“I’ll keep good care of the shop,” I said. “I’ve already got a few designs for next week’s meeting with the mermaids.”
“Merpeople,” she corrected. “You aren’t ready to handle this place on your own.”
But I was dressed for it, and I could make as well as her. I had her lists of story, all their intersections mapped, contingencies for new genres and potential props needed within.
“You can’t stay here. I think you’re meant to be his villain.”
Her eyes were tearing and I had never noticed how beautiful and deep they were before. Had they always been brown? She ran a hand over the silver strands of hair at her temple. I was so small in her story, barely a face that she was leaving behind. She had no choice.
“I won’t be his villain. He’s hurt, and he’s young, and he thinks killing me will solve his problems. Maybe I can just forge a new helm, or melt the first one down…”
“No one comes out of a story unchanged, Betsy,” I said. It was risky, naming her like that. I could feel a gentle pull on my tongue, an attempt at importance, but I was steadfastly tedious with my hands in my pockets.
She nodded, resigned, with eyes to the floor. My boss for countless years, I couldn’t let her leave this way. An ordinary character, thrown out of the idea shop to discover a world. I crossed the divide and I swept her up in a hug, and then set her down before proximity made me interesting. Then I held out an object to her and dropped it into her open hand.
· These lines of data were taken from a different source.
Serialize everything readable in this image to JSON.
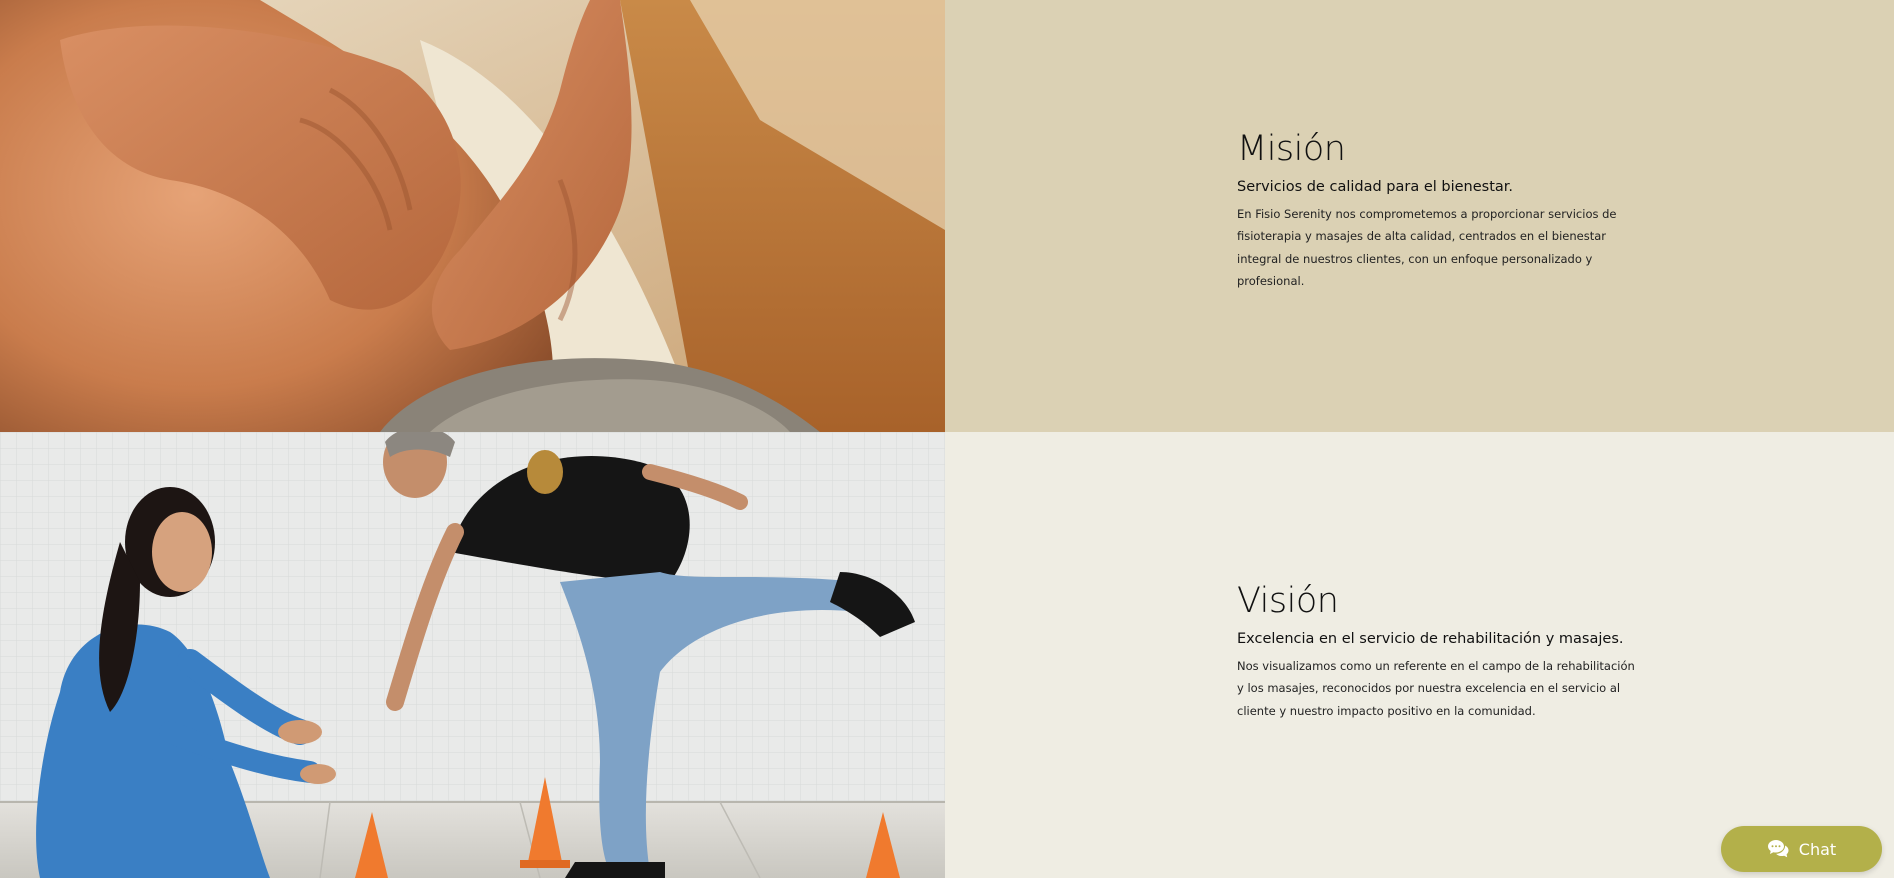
{
  "mission": {
    "heading": "Misión",
    "subtitle": "Servicios de calidad para el bienestar.",
    "body": "En Fisio Serenity nos comprometemos a proporcionar servicios de fisioterapia y masajes de alta calidad, centrados en el bienestar integral de nuestros clientes, con un enfoque personalizado y profesional."
  },
  "vision": {
    "heading": "Visión",
    "subtitle": "Excelencia en el servicio de rehabilitación y masajes.",
    "body": "Nos visualizamos como un referente en el campo de la rehabilitación y los masajes, reconocidos por nuestra excelencia en el servicio al cliente y nuestro impacto positivo en la comunidad."
  },
  "chat": {
    "label": "Chat",
    "icon": "chat-bubbles-icon"
  },
  "colors": {
    "mission_panel": "#dbd1b4",
    "vision_panel": "#efede3",
    "chat_button": "#b3b04a"
  }
}
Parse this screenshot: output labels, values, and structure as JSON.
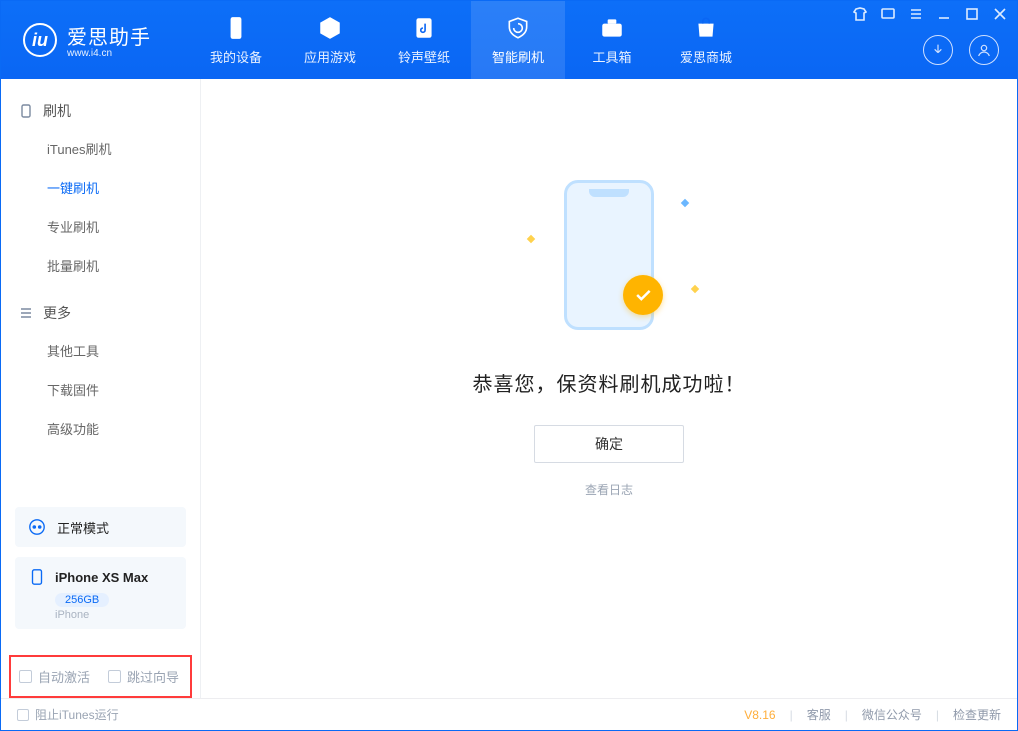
{
  "app": {
    "title": "爱思助手",
    "url": "www.i4.cn"
  },
  "nav": {
    "items": [
      {
        "label": "我的设备"
      },
      {
        "label": "应用游戏"
      },
      {
        "label": "铃声壁纸"
      },
      {
        "label": "智能刷机"
      },
      {
        "label": "工具箱"
      },
      {
        "label": "爱思商城"
      }
    ],
    "active_index": 3
  },
  "sidebar": {
    "groups": [
      {
        "title": "刷机",
        "items": [
          {
            "label": "iTunes刷机"
          },
          {
            "label": "一键刷机"
          },
          {
            "label": "专业刷机"
          },
          {
            "label": "批量刷机"
          }
        ],
        "active_index": 1
      },
      {
        "title": "更多",
        "items": [
          {
            "label": "其他工具"
          },
          {
            "label": "下载固件"
          },
          {
            "label": "高级功能"
          }
        ],
        "active_index": -1
      }
    ],
    "mode_label": "正常模式",
    "device": {
      "name": "iPhone XS Max",
      "storage": "256GB",
      "type": "iPhone"
    },
    "checkboxes": {
      "auto_activate": "自动激活",
      "skip_guide": "跳过向导"
    }
  },
  "main": {
    "success_text": "恭喜您，保资料刷机成功啦！",
    "ok_button": "确定",
    "view_log": "查看日志"
  },
  "footer": {
    "block_itunes": "阻止iTunes运行",
    "version": "V8.16",
    "links": {
      "service": "客服",
      "wechat": "微信公众号",
      "update": "检查更新"
    }
  }
}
“What does it do?”
“Nothing. It has no significant color, size, or density. It doesn’t fit into any locks, it holds no value, and it carries no magic.”
She smiled through her tears and slipped it into her pocket where no narration would find it. “To remember my tenure here.”
“You’ll always be at least one rock bigger than the story. And villains don’t carry pebbles in their pockets.”
Betsy managed to laugh. It was probably her last for a little while. The clouds were gathering outside the shop, the ditches were filling up with trash. I’d seen this scenery before. She’d be lucky to find any comic relief before chapter three.
“I never made you out of dust bunnies,” said Betsy. “I had an Object of Import due for a dark fantasy that I couldn’t wrap my head around. Searched all over the back room for inspiration, and found you in a cabinet fussing away at a seaweed crown. When you need one, your apprentice will appear.”
My apprentice. I already felt a little taller, a little wizened. I hunched my shoulders and bit my chapped lips before I started considering an eye patch. “I knew I wasn’t dust,” I said.
“Right, then.” Betsy’s hand was fidgeting in her pocket, running that pebble over her fingers. She turned, ready to step out, ready to face her grand adventure, and then she paused at the threshold. “Good luck, Jay.”
I gripped the counter, terrified as a sense of story washed over me, and when I regained my senses she was gone and I was in an empty room, back in my grubby jeans. My knees shook as I took the stairs back down into the storeroom and I sat behind the lathe. The boss had been spinning whalebone into an ornate spear, and I started up the lathe to continue her work.
This story originally appeared in Cast of Wonders.